California's wildfires continued to spread under the influence of strong winds on Tuesday, so much so that animals were left behind to fend for themselves.
At one point, a horse was even seen galloping across a highway in an attempt to save itself from the flames and smoke that continued to spread as a result of gusty Santa Ana winds.
KABC via AP
Horse on California highway flees wildfires
Donors bring gifts to Marty’s Toy Drive
Vision to transform farmland into rural village
Paralyzed student takes first steps in public since injury
U.S. District Court nominee struggles with basic questions of law in confirmation hearing
Sheriff's office searching for suspect in fatal shooting at Spot on 26th
Waterline brings full-service resort amenities to Anna Maria Island
Trump lauds law enforcement during FBI academy graduation, slams visa lottery system
A new park in Ballard Park is at long last under construction

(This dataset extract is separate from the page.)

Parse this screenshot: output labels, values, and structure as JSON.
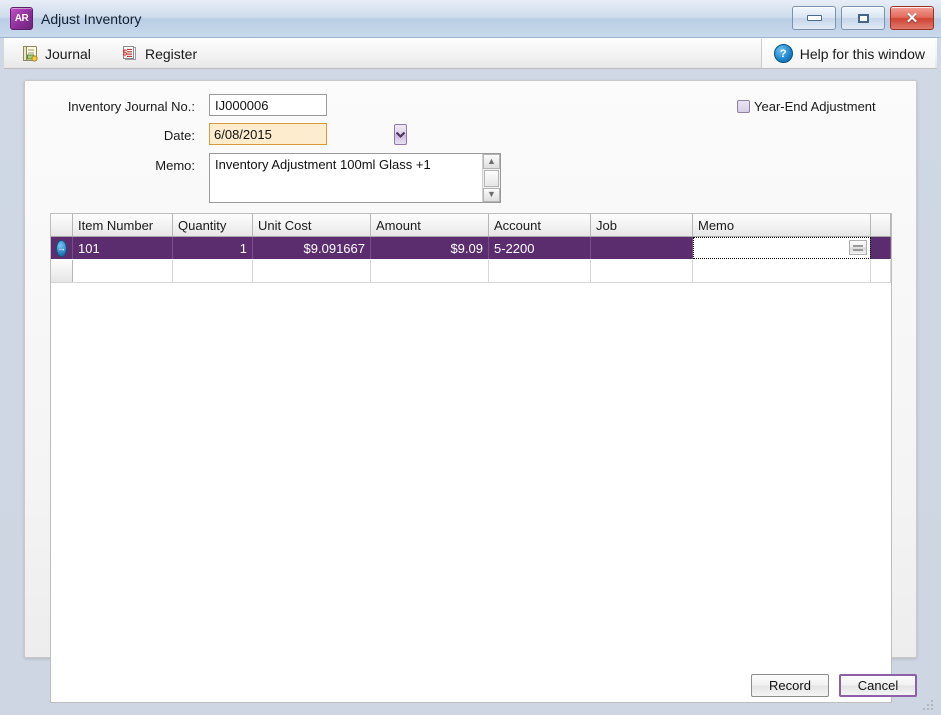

McKay Academy students get a taste of the Flight to the North Pole
Surveillance video of Costco gunman released by police
Woman escorted out of Starbucks after asking patrons to stop speaking 'oriental'
Generous donors brought hundreds of toys to Marty’s Toy Drive Saturday morning. The gifts will go to the children participating in the Salvation Army’s Angel Tree program who haven’t yet had their wish lists fulfilled.
U.S. District Court nominee Matthew Petersen was interviewed by Sen. John Kennedy (R-La.) during his confirmation hearing on Dec. 13, 2017. In the exchange, Petersen acknowledged he had never tried a case in court and struggled to answer some basic questions of law.
A woman in a Starbucks in Walnut Creek, California, was escorted from the premises by police after launching a tirade against two people speaking Korean, in which she said they should stop speaking “oriental.”
FCC Commissioner Mignon Clyburn spoke at a rally to protect net neutrality on Dec. 12, saying the forthcoming vote needed to represent the will of the American people. The event was held in response to the FCC’s controversial plan to repeal Obama-era protections that prevent internet providers from slowing down or blocking websites and apps. Clyburn later voted "no" during the vote. The rules were repealed along party lines 3-2.